Bottleneck – Definition & Detailed Explanation – Hardware Glossary Terms

What is a bottleneck in hardware?

A bottleneck in hardware refers to a point in a computer system where the flow of data is restricted, causing a slowdown in performance. This can occur when one component of the system is unable to keep up with the speed of the other components, leading to a decrease in overall efficiency. Bottlenecks can occur in various parts of a computer system, including the CPU, memory, storage devices, and network connections.

How does a bottleneck affect performance?

When a bottleneck occurs in a computer system, it can significantly impact performance. The restricted flow of data can lead to delays in processing tasks, slower response times, and decreased overall system efficiency. As a result, users may experience lagging or freezing when running applications, longer load times for programs, and decreased productivity. In severe cases, bottlenecks can cause system crashes or failures.

What are common causes of bottlenecks in hardware?

There are several common causes of bottlenecks in hardware systems. One of the most common causes is an imbalance in system components, where one component is significantly slower than the others. For example, if a computer has a fast CPU but slow memory, the memory may become a bottleneck, slowing down the overall system performance.

Another common cause of bottlenecks is insufficient system resources.
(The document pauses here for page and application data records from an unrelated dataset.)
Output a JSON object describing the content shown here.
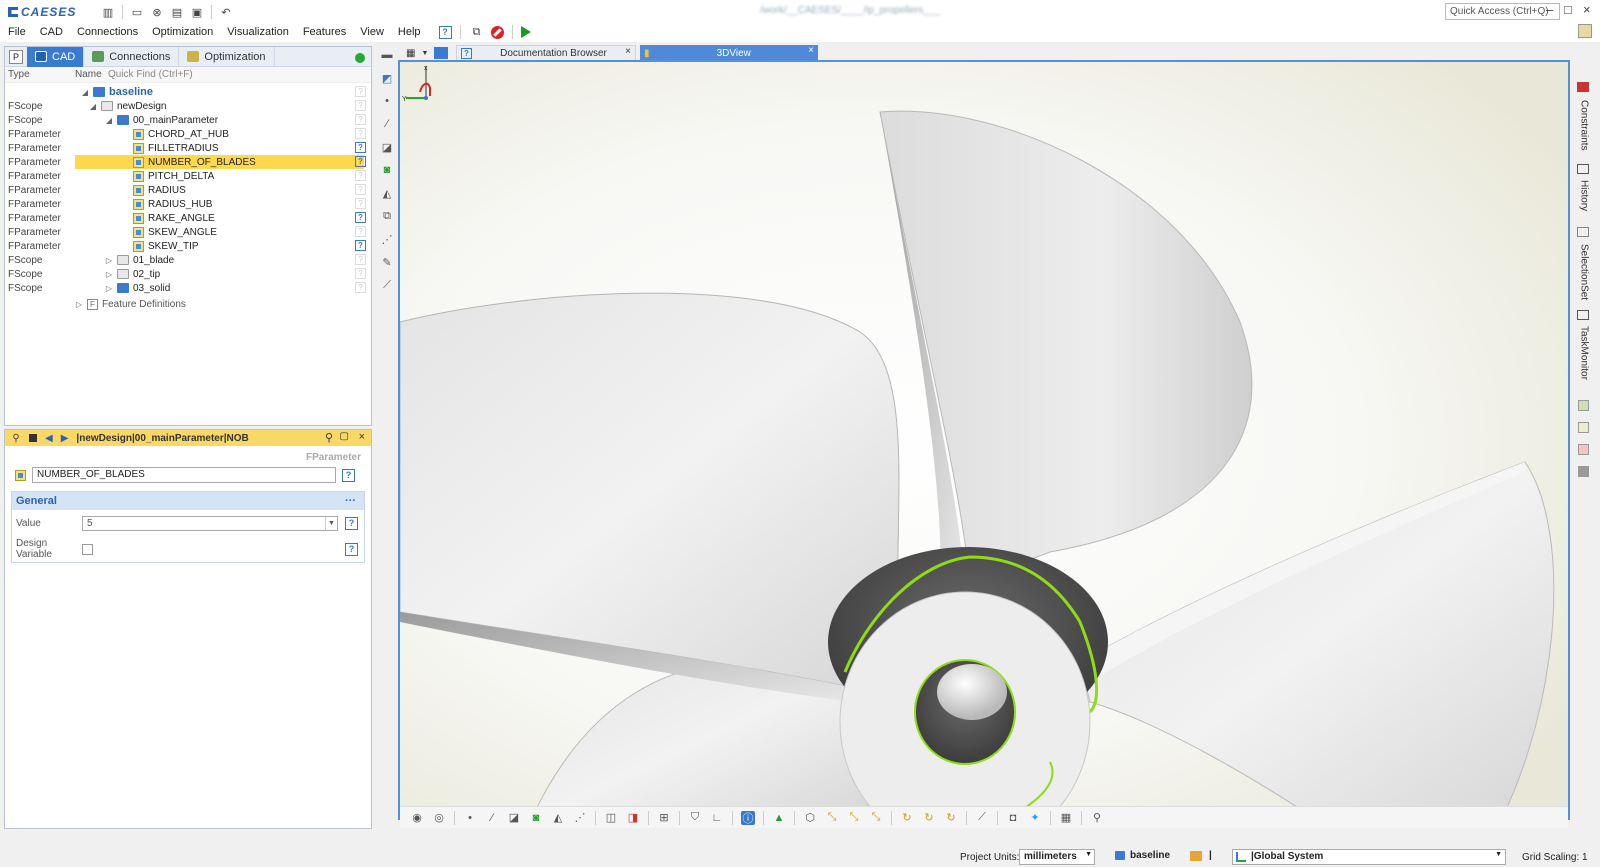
{
  "app": {
    "logo": "CAESES",
    "window_title": "/work/__CAESES/____/ip_propellers___",
    "quick_access_placeholder": "Quick Access (Ctrl+Q)",
    "min": "–",
    "max": "□",
    "close": "×"
  },
  "menu": [
    "File",
    "CAD",
    "Connections",
    "Optimization",
    "Visualization",
    "Features",
    "View",
    "Help"
  ],
  "left_tabs": {
    "p": "P",
    "cad": "CAD",
    "connections": "Connections",
    "optimization": "Optimization"
  },
  "tree": {
    "header_type": "Type",
    "header_name": "Name",
    "quick_find": "Quick Find (Ctrl+F)",
    "root": "baseline",
    "rows": [
      {
        "type": "FScope",
        "name": "newDesign",
        "indent": 1,
        "kind": "folder-grey",
        "expander": "◢",
        "help": false
      },
      {
        "type": "FScope",
        "name": "00_mainParameter",
        "indent": 2,
        "kind": "folder-blue",
        "expander": "◢",
        "help": false
      },
      {
        "type": "FParameter",
        "name": "CHORD_AT_HUB",
        "indent": 3,
        "kind": "param",
        "expander": "",
        "help": false
      },
      {
        "type": "FParameter",
        "name": "FILLETRADIUS",
        "indent": 3,
        "kind": "param",
        "expander": "",
        "help": true
      },
      {
        "type": "FParameter",
        "name": "NUMBER_OF_BLADES",
        "indent": 3,
        "kind": "param",
        "expander": "",
        "help": true,
        "selected": true
      },
      {
        "type": "FParameter",
        "name": "PITCH_DELTA",
        "indent": 3,
        "kind": "param",
        "expander": "",
        "help": false
      },
      {
        "type": "FParameter",
        "name": "RADIUS",
        "indent": 3,
        "kind": "param",
        "expander": "",
        "help": false
      },
      {
        "type": "FParameter",
        "name": "RADIUS_HUB",
        "indent": 3,
        "kind": "param",
        "expander": "",
        "help": false
      },
      {
        "type": "FParameter",
        "name": "RAKE_ANGLE",
        "indent": 3,
        "kind": "param",
        "expander": "",
        "help": true
      },
      {
        "type": "FParameter",
        "name": "SKEW_ANGLE",
        "indent": 3,
        "kind": "param",
        "expander": "",
        "help": false
      },
      {
        "type": "FParameter",
        "name": "SKEW_TIP",
        "indent": 3,
        "kind": "param",
        "expander": "",
        "help": true
      },
      {
        "type": "FScope",
        "name": "01_blade",
        "indent": 2,
        "kind": "folder-grey",
        "expander": "▷",
        "help": false
      },
      {
        "type": "FScope",
        "name": "02_tip",
        "indent": 2,
        "kind": "folder-grey",
        "expander": "▷",
        "help": false
      },
      {
        "type": "FScope",
        "name": "03_solid",
        "indent": 2,
        "kind": "folder-blue",
        "expander": "▷",
        "help": false
      }
    ],
    "feature_definitions": "Feature Definitions"
  },
  "props": {
    "path": "|newDesign|00_mainParameter|NOB",
    "type": "FParameter",
    "name_value": "NUMBER_OF_BLADES",
    "section": "General",
    "section_more": "···",
    "value_label": "Value",
    "value": "5",
    "design_variable_label": "Design Variable"
  },
  "doc_tabs": {
    "doc_browser": "Documentation Browser",
    "view3d": "3DView"
  },
  "right_sidebar": [
    "Constraints",
    "History",
    "SelectionSet",
    "TaskMonitor"
  ],
  "status": {
    "project_units_label": "Project Units:",
    "units": "millimeters",
    "baseline": "baseline",
    "pipe": "|",
    "coordinate_system": "|Global System",
    "grid_scaling": "Grid Scaling: 1"
  },
  "colors": {
    "accent": "#3a7ad1",
    "selection": "#ffd84d",
    "prop_header": "#f8d867",
    "viewport_border": "#5a8fd6",
    "edge_highlight": "#8edc16"
  }
}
This can occur when a computer system does not have enough memory, storage space, or processing power to handle the tasks being performed. Inadequate cooling or power supply can also lead to bottlenecks, as overheating or power fluctuations can cause system components to slow down or fail.
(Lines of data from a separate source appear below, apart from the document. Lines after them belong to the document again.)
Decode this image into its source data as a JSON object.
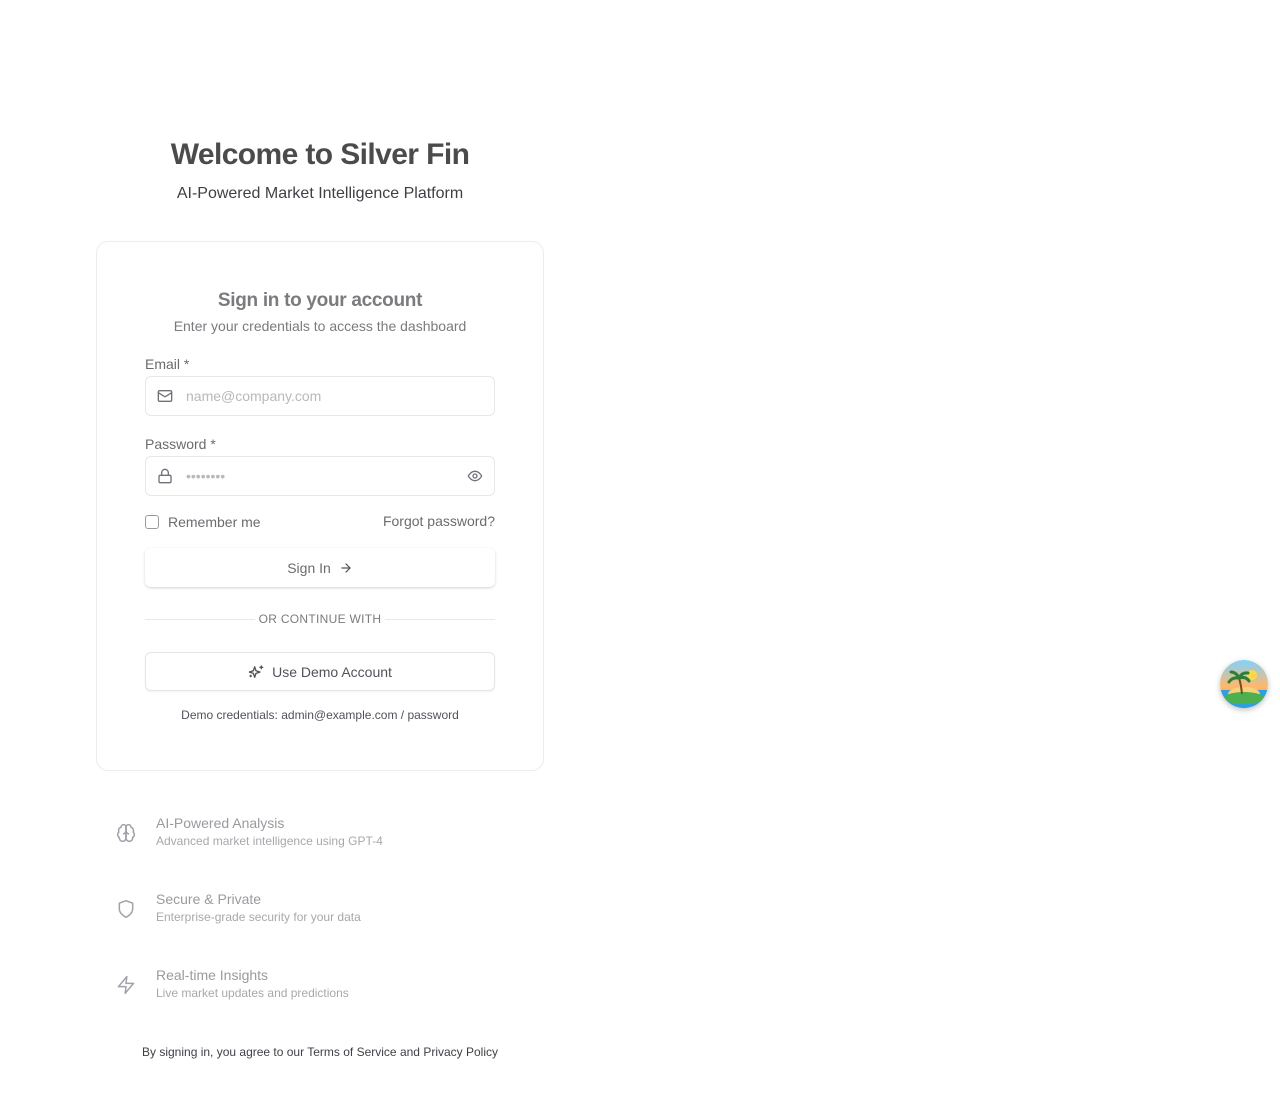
{
  "header": {
    "title": "Welcome to Silver Fin",
    "subtitle": "AI-Powered Market Intelligence Platform"
  },
  "login": {
    "title": "Sign in to your account",
    "description": "Enter your credentials to access the dashboard",
    "email_label": "Email *",
    "email_placeholder": "name@company.com",
    "email_value": "",
    "email_icon": "mail-icon",
    "password_label": "Password *",
    "password_placeholder": "••••••••",
    "password_value": "",
    "password_icon": "lock-icon",
    "show_password_icon": "eye-icon",
    "remember_label": "Remember me",
    "remember_checked": false,
    "forgot_label": "Forgot password?",
    "signin_label": "Sign In",
    "signin_icon": "arrow-right-icon",
    "divider_text": "OR CONTINUE WITH",
    "demo_label": "Use Demo Account",
    "demo_icon": "sparkles-icon",
    "demo_credentials": "Demo credentials: admin@example.com / password"
  },
  "features": [
    {
      "icon": "brain-icon",
      "title": "AI-Powered Analysis",
      "description": "Advanced market intelligence using GPT-4"
    },
    {
      "icon": "shield-icon",
      "title": "Secure & Private",
      "description": "Enterprise-grade security for your data"
    },
    {
      "icon": "zap-icon",
      "title": "Real-time Insights",
      "description": "Live market updates and predictions"
    }
  ],
  "footer": {
    "prefix": "By signing in, you agree to our",
    "terms_link": "Terms of Service",
    "conjunction": "and",
    "privacy_link": "Privacy Policy"
  },
  "floating_avatar": {
    "icon": "island-avatar-icon"
  }
}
How can bottlenecks be identified and resolved?

Bottlenecks in hardware systems can be identified through performance monitoring tools and diagnostic tests. These tools can help pinpoint which component of the system is causing the bottleneck and provide insights into how to resolve it. Once the bottleneck is identified, there are several ways to address it, including upgrading the slow component, optimizing system settings, or redistributing workloads to alleviate the bottleneck.

What are some examples of bottlenecks in hardware?

Some common examples of bottlenecks in hardware systems include:

– CPU bottleneck: When the CPU is unable to keep up with the demands of running multiple applications or processing complex tasks, it can become a bottleneck, causing slowdowns in system performance.
– Memory bottleneck: Insufficient memory or slow memory access speeds can lead to a memory bottleneck, where the system is unable to efficiently store and retrieve data, resulting in performance issues.
– Storage bottleneck: Slow read/write speeds or limited storage capacity can cause a storage bottleneck, leading to delays in accessing files or running programs.
– Network bottleneck: A network bottleneck occurs when the network connection is unable to handle the amount of data being transferred, resulting in slow internet speeds or network congestion.

How can bottlenecks be prevented in hardware systems?

To prevent bottlenecks in hardware systems, it is important to ensure that system components are balanced and sufficient for the tasks being performed. This can be achieved by regularly upgrading hardware components, optimizing system settings, and monitoring system performance to identify potential bottlenecks before they impact performance. Additionally, implementing efficient cooling and power management solutions can help prevent overheating or power-related bottlenecks. By taking proactive measures to prevent bottlenecks, users can ensure that their hardware systems operate at peak performance levels.